----- INFORMATION

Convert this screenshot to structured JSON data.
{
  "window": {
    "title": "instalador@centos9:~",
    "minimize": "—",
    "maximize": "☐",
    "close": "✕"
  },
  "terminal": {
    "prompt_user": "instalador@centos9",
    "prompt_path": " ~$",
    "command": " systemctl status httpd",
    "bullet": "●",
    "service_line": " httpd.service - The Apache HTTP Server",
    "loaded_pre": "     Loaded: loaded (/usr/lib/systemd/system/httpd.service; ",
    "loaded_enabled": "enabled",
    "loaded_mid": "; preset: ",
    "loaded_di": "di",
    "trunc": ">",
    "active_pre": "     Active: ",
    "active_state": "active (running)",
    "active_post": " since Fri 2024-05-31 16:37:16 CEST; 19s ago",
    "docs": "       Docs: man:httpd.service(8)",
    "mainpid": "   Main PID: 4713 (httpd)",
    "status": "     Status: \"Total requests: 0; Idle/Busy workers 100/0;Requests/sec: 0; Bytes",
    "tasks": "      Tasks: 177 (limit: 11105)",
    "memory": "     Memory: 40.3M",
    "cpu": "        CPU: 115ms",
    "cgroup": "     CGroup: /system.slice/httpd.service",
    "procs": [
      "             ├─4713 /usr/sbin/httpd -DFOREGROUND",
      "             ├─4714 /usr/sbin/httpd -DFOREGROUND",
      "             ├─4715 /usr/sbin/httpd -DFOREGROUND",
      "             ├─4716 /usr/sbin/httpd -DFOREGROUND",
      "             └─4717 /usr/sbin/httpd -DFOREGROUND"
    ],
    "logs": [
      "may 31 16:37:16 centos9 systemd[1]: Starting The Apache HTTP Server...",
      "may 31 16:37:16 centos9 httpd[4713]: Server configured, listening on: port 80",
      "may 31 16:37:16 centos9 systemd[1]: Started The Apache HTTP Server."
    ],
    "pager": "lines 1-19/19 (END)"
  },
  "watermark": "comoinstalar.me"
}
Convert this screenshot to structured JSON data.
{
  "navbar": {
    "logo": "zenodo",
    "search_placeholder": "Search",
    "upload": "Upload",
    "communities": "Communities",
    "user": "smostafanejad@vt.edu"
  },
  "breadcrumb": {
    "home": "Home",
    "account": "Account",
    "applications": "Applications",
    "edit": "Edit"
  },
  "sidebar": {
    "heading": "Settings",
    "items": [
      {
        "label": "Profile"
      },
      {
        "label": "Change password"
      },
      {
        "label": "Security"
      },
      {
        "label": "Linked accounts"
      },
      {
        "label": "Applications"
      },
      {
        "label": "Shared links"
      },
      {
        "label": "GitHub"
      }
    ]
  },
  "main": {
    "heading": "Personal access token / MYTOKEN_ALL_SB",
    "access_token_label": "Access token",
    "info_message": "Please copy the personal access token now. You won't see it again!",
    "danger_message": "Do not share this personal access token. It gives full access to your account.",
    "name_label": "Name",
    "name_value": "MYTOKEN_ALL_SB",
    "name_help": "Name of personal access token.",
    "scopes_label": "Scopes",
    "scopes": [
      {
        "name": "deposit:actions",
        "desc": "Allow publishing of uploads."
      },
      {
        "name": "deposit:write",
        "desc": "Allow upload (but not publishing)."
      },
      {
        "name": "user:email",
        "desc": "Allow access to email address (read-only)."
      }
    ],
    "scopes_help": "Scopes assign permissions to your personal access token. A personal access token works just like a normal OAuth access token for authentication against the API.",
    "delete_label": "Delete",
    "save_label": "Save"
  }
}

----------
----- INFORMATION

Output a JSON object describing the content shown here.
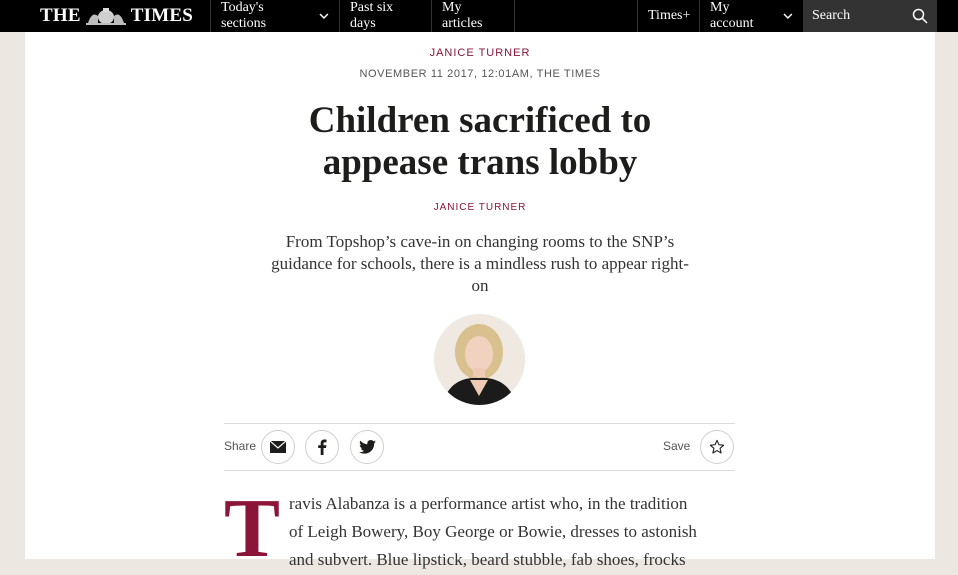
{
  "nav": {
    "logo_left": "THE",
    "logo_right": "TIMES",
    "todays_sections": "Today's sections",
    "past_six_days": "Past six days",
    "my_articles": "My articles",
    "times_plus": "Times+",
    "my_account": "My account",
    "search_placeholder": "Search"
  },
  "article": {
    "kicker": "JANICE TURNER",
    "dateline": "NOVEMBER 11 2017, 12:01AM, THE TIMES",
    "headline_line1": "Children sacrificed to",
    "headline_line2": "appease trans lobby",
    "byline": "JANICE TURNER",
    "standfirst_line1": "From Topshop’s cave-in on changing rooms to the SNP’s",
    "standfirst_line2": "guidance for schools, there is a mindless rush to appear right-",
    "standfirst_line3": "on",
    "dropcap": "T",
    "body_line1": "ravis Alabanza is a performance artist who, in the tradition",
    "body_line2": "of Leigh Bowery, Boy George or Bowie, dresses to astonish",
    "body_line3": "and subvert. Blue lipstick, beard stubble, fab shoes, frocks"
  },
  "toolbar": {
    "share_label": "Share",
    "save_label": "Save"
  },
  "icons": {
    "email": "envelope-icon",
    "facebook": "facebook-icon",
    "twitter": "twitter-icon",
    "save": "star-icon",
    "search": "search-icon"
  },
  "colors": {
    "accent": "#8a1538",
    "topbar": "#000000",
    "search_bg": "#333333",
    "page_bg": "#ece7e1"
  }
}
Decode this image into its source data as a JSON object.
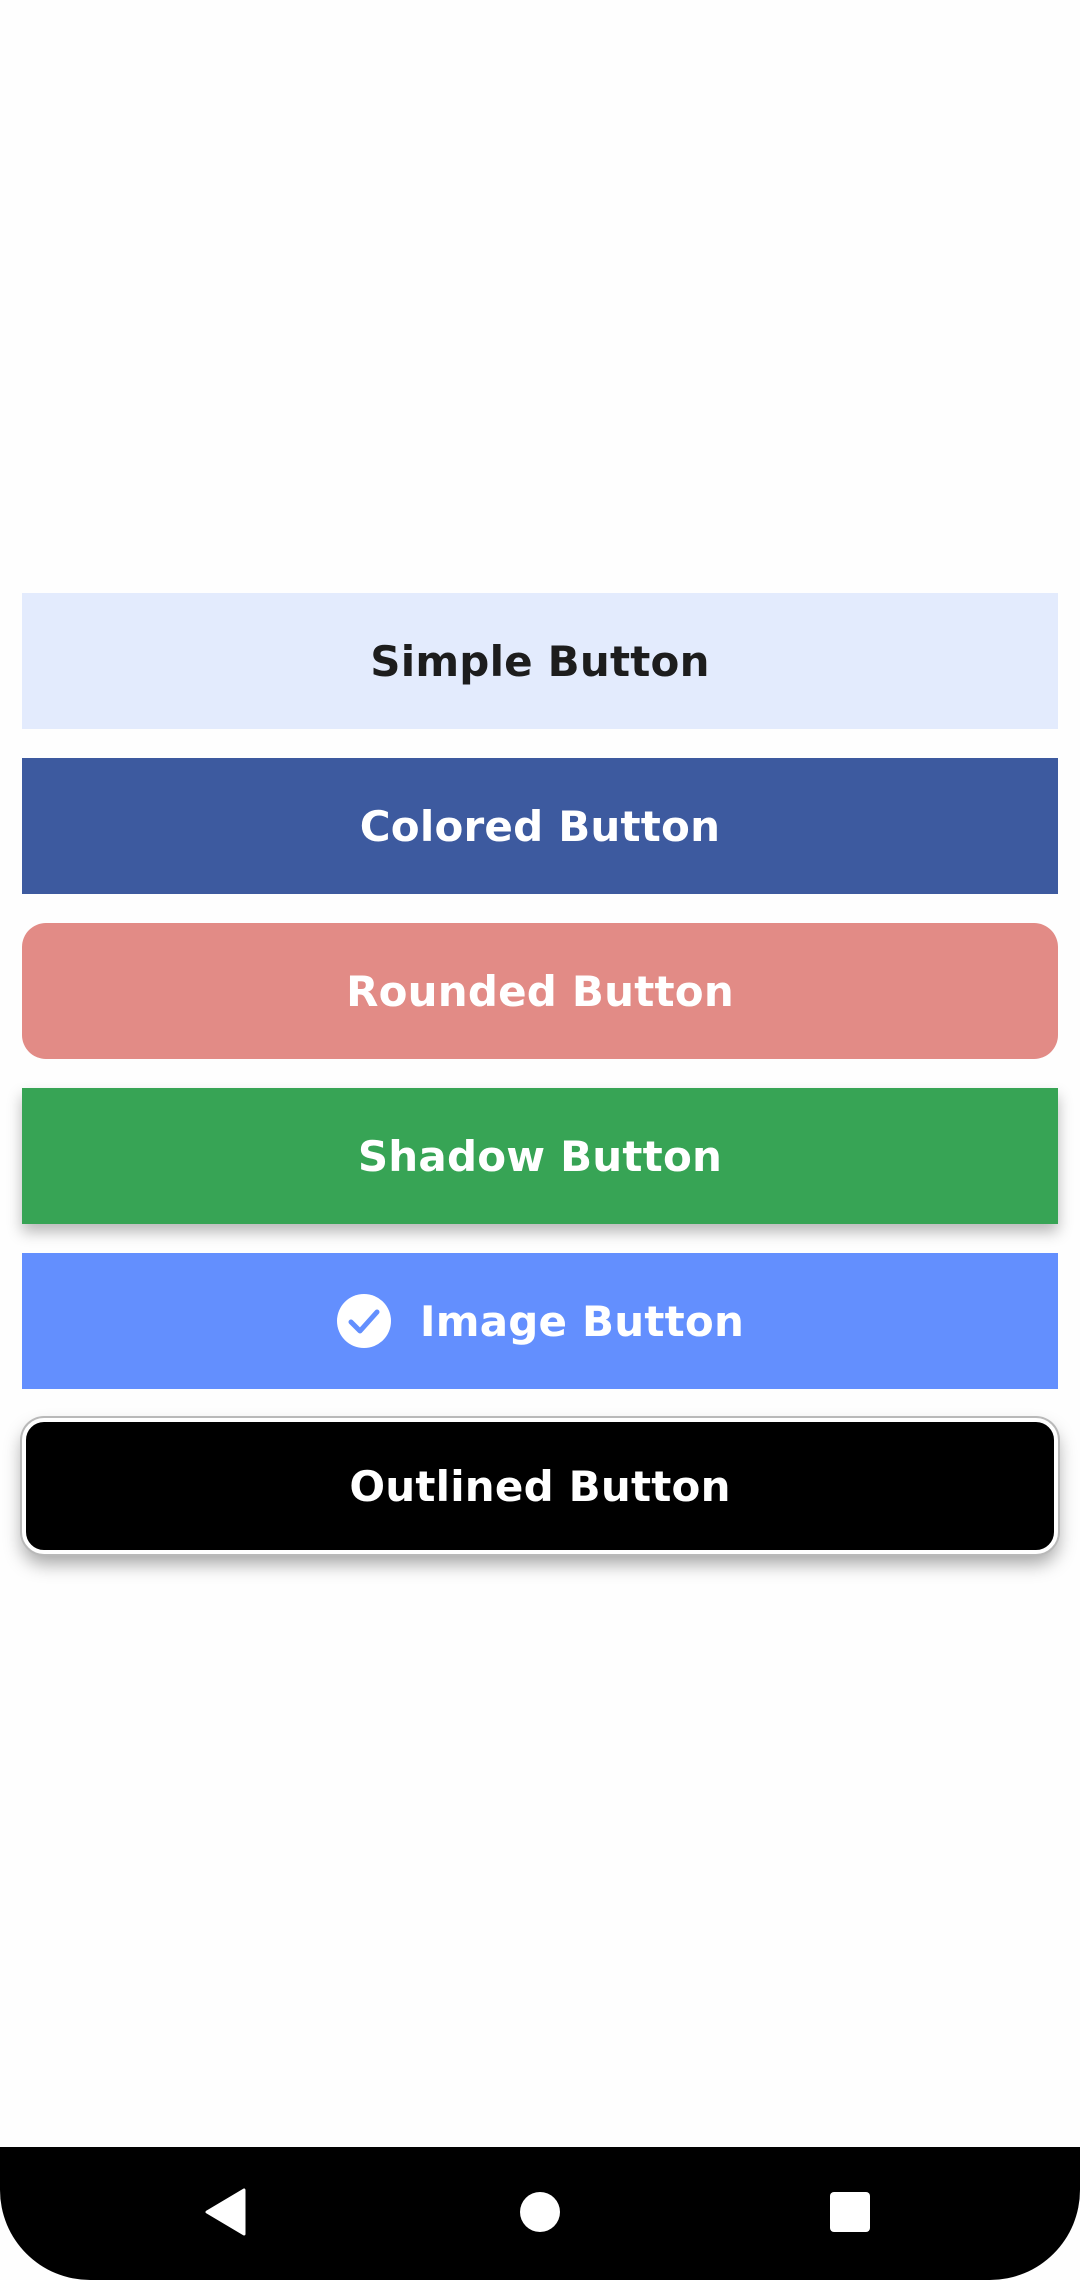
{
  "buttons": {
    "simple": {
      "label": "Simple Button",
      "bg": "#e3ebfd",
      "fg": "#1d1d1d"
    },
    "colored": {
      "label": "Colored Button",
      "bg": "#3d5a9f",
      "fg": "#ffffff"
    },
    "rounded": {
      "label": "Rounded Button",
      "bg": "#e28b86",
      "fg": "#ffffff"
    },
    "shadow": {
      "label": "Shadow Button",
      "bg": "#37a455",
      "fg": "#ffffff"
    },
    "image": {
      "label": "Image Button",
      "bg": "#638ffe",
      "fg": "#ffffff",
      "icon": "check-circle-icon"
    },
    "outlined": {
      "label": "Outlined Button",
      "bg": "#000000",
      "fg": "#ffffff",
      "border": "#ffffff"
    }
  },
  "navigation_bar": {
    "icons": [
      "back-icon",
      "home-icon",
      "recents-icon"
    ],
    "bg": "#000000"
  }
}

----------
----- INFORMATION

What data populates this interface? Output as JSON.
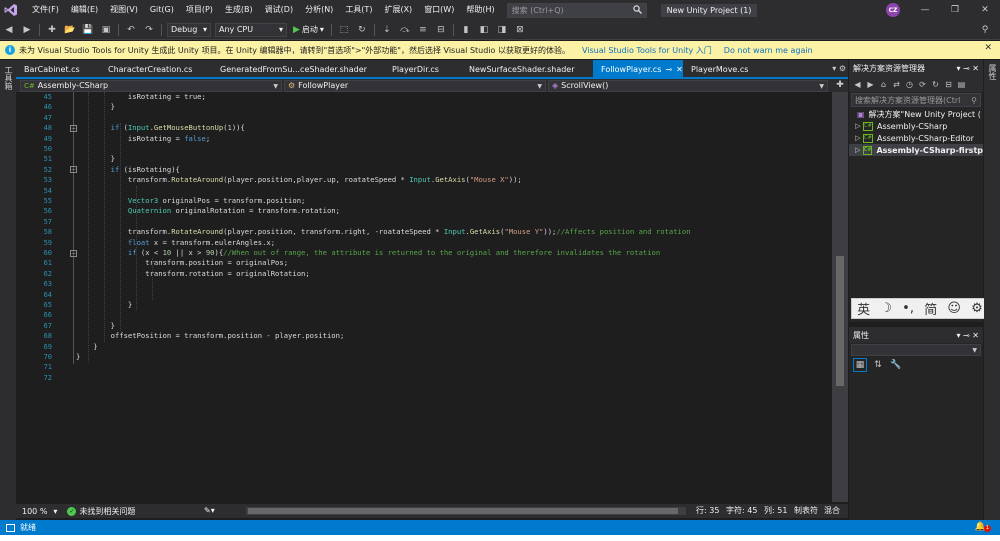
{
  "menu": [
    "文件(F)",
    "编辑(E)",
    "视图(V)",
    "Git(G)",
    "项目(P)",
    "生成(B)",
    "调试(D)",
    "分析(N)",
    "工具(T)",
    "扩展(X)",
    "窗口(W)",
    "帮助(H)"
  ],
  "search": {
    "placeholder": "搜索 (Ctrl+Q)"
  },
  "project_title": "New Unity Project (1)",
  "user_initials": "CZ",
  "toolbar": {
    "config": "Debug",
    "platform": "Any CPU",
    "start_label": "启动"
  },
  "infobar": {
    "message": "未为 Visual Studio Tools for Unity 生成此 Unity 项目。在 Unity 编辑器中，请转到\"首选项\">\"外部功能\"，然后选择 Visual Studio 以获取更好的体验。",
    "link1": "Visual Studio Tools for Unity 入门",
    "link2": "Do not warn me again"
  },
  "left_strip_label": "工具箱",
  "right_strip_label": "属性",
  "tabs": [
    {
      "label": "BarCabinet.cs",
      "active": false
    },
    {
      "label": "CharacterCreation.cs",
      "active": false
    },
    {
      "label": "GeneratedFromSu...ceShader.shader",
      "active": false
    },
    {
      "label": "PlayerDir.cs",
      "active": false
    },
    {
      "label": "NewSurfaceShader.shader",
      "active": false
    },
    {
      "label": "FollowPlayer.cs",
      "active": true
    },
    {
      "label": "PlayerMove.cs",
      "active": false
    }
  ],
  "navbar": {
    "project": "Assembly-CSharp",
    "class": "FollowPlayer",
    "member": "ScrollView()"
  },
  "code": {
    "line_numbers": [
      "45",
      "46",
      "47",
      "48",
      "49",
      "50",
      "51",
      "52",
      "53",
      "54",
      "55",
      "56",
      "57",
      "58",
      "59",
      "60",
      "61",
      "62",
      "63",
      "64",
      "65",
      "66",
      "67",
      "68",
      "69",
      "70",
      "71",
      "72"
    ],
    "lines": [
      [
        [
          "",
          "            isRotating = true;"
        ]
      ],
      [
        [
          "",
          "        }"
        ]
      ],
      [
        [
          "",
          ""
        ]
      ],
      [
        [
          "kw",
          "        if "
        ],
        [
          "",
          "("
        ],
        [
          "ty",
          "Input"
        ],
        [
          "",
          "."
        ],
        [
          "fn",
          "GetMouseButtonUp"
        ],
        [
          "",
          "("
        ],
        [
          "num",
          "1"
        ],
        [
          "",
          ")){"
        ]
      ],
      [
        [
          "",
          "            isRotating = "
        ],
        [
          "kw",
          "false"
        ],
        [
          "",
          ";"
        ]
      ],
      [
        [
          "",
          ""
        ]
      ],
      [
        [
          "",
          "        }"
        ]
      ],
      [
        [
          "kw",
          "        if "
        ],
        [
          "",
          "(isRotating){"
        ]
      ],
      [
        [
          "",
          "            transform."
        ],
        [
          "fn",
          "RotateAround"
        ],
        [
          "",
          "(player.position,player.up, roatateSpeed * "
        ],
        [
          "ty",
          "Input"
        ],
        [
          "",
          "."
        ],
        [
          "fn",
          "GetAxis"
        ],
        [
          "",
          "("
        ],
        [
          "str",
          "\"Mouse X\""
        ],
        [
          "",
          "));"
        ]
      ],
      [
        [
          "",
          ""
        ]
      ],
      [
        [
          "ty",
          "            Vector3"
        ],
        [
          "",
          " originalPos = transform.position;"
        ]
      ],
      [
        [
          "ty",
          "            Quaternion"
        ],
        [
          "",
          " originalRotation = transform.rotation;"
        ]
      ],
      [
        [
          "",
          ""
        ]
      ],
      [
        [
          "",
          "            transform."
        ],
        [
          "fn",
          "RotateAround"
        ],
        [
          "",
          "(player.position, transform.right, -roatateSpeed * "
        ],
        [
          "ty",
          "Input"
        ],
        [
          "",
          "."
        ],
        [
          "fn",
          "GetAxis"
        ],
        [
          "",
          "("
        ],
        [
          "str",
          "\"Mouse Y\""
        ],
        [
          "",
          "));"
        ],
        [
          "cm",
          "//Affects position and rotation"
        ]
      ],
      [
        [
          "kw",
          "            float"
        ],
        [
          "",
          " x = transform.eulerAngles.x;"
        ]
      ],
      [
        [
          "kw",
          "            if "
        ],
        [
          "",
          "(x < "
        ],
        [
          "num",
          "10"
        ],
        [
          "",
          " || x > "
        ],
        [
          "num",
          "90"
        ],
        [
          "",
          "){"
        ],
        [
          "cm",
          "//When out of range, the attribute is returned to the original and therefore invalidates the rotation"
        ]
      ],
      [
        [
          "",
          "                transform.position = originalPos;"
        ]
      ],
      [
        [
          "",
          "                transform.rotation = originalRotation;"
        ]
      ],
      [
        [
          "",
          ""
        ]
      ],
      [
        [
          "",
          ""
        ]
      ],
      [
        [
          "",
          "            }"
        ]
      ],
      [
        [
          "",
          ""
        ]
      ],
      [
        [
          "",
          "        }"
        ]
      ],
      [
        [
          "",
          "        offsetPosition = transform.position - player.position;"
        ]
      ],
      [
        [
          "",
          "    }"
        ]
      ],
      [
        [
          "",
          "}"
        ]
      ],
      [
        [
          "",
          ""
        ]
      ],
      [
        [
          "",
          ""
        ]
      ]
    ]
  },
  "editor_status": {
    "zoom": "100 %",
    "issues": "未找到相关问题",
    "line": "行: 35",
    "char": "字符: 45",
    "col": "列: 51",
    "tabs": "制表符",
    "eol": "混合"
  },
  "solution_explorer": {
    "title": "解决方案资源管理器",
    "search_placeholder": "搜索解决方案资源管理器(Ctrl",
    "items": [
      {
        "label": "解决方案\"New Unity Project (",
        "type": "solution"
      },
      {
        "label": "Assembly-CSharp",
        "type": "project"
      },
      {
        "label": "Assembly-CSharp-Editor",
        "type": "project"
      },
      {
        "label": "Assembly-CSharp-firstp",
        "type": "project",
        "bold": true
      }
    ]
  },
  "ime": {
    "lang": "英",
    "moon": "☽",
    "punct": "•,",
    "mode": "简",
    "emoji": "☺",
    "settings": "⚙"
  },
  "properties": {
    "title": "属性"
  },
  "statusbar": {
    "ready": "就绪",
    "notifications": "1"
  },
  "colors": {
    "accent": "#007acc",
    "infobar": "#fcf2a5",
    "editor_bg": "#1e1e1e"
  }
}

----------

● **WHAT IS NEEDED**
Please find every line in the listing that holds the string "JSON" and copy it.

● **ANSWER SPACE**
Convert this screenshot to structured JSON data.
Convert this screenshot to structured JSON data.
Output a JSON object describing the content shown here.
Decode this image into its source data as a JSON object.
What data populates this interface? Output as JSON.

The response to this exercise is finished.